● **EXERCISE OBJECTIVE**: Nothing except the pictures should be left out when you reproduce the listing exactly.

--------

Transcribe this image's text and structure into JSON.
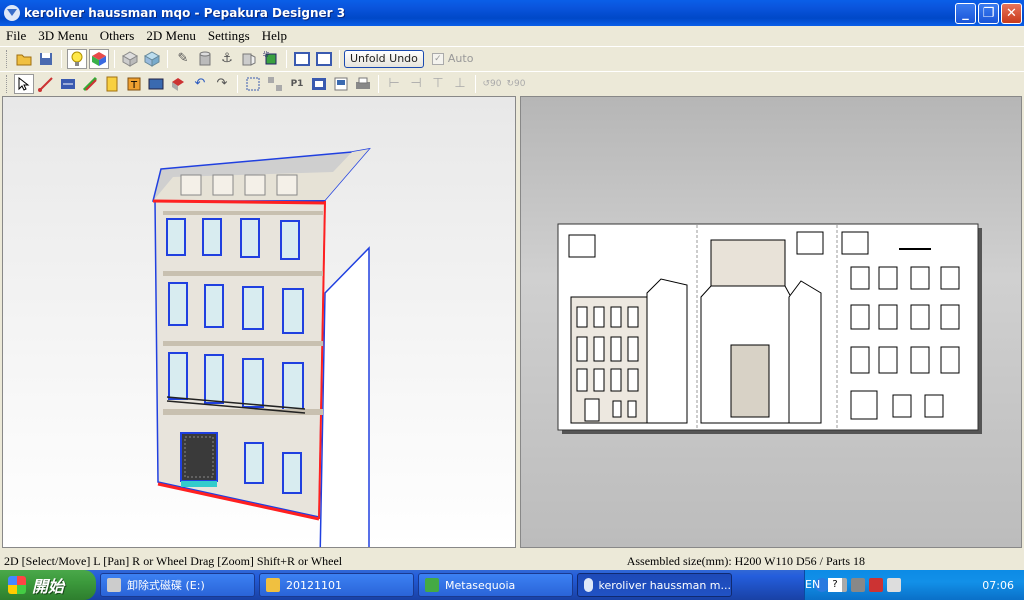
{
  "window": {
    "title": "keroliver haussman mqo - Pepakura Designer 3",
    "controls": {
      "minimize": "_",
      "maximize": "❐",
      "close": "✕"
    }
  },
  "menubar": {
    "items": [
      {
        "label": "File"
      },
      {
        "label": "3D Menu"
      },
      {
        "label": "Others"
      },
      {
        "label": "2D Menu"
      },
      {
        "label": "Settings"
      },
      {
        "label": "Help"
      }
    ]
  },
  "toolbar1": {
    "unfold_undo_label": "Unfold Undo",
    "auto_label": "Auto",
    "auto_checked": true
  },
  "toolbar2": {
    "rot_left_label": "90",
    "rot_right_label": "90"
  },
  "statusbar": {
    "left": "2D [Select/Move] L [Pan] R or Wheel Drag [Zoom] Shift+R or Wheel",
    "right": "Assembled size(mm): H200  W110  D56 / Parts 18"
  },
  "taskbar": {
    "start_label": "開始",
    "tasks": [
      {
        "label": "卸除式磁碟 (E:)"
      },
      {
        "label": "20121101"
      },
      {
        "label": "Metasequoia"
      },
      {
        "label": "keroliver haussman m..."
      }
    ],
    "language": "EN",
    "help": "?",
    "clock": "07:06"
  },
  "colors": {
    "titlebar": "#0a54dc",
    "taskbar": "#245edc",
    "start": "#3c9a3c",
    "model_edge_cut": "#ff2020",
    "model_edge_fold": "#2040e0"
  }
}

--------

● **EXERCISE OUTPUT**:
Transcribe this image's text and structure into JSON.
{
  "window": {
    "title": "keroliver haussman mqo - Pepakura Designer 3",
    "controls": {
      "minimize": "_",
      "maximize": "❐",
      "close": "✕"
    }
  },
  "menubar": {
    "items": [
      {
        "label": "File"
      },
      {
        "label": "3D Menu"
      },
      {
        "label": "Others"
      },
      {
        "label": "2D Menu"
      },
      {
        "label": "Settings"
      },
      {
        "label": "Help"
      }
    ]
  },
  "toolbar1": {
    "unfold_undo_label": "Unfold Undo",
    "auto_label": "Auto",
    "auto_checked": true
  },
  "toolbar2": {
    "rot_left_label": "90",
    "rot_right_label": "90"
  },
  "statusbar": {
    "left": "2D [Select/Move] L [Pan] R or Wheel Drag [Zoom] Shift+R or Wheel",
    "right": "Assembled size(mm): H200  W110  D56 / Parts 18"
  },
  "taskbar": {
    "start_label": "開始",
    "tasks": [
      {
        "label": "卸除式磁碟 (E:)"
      },
      {
        "label": "20121101"
      },
      {
        "label": "Metasequoia"
      },
      {
        "label": "keroliver haussman m..."
      }
    ],
    "language": "EN",
    "help": "?",
    "clock": "07:06"
  },
  "colors": {
    "titlebar": "#0a54dc",
    "taskbar": "#245edc",
    "start": "#3c9a3c",
    "model_edge_cut": "#ff2020",
    "model_edge_fold": "#2040e0"
  }
}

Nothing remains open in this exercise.